In the Eastern Cape and KwaZulu-Natal regions, the aloe has been used for stomach aches and given to chickens to prevent them from getting sick. “One of our staff puts slices of the leaves in the birdbaths for our chickens to drink – her granny taught her that when she was little”.
For beginner gardeners, Grenville recommends the Scadoxus puniceus which is commonly known as the Paintbrush lily. Although rare and slow-growing, this deciduous bulb has huge crimson flowers that open in spring adding a striking pop of colour to any garden and which Grenville says is worth the wait. “As it is deciduous (sheds annually) one doesn’t have to worry about it during a frosty winter and it prefers a very shady garden even doing well indoors,” adds Grenville.

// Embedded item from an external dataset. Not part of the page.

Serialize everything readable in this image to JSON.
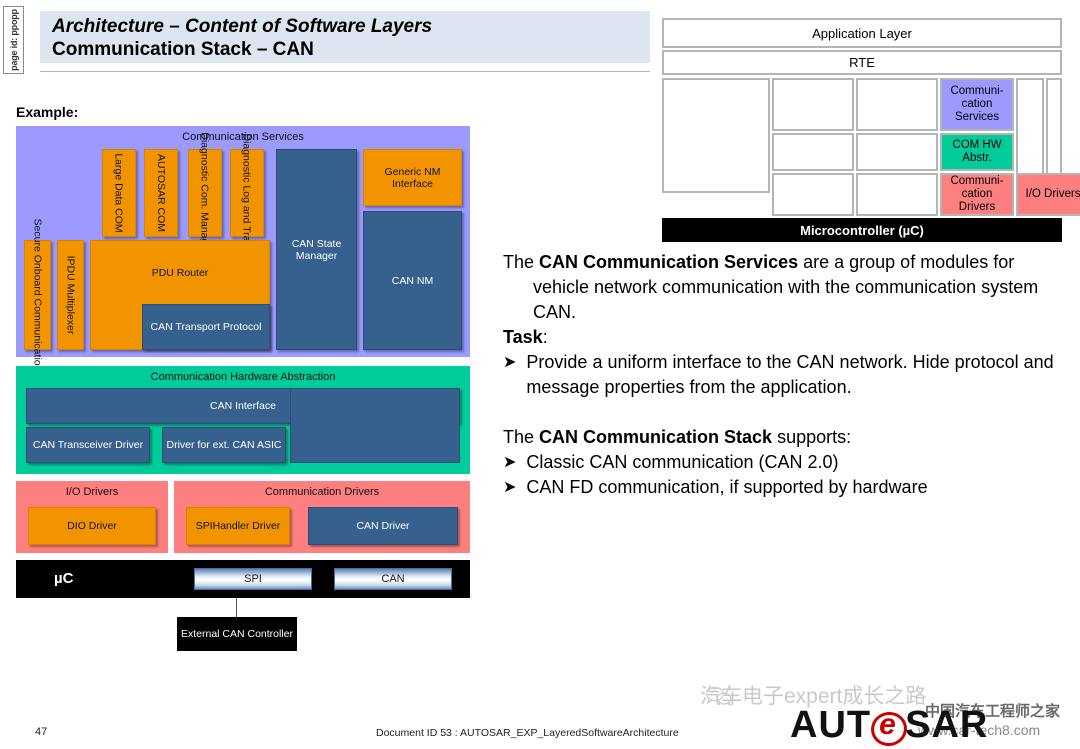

View Grow Wild’s website for their extensive indigenous plant offering under their “Plant List”.
Random Harvest Nursery
Started by Linda De Luca who has over 26 years of experience in the industry, The Random Harvest Nursery offers around 800 species of plants including herbs, shrubs, flowering plants, bulbs, grasses, succulents, water plants, and one of the “most extensive stock ranges of indigenous trees for sale in Johannesburg, Gauteng” according to their website.
Browse their comprehensive South African indigenous plant catalogue to get an idea of what might suit your space.
After perusing their indigenous plant offering, choose from their selection of fresh, homemade food treats to go with a cup of tea in their tea garden surrounded by some of the indigenous flora also found in their nursery.
The Indigenous Nursery
Founded and fuelled by an eco-conscious gardening ethos, The Indigenous Nursery grows and sells indigenous plants specifically suited to the Pietermaritzburg climate.
From large trees to shrubs, groundcovers, and pot plants, SANBI reports that The Indigenous Nursery offers a range of special plants including mountain hard pear, Diascia, stonecrop, Thorncroftia, Portulacaria, Euphorbia, Streptocarpus, and aloes.
The Cape or African Mallow was recently recommended by the nursery in an Instagram post both as an “impossible-to-kill” shrub and to make any garden pop with shades of dramatic pink. According to the post, this shrub likes full sun, blooms between May and October, and attracts pollinators like butterflies and bees.
The nursery also offers a landscaping service on request.
- Follow The Indigenous Nursery here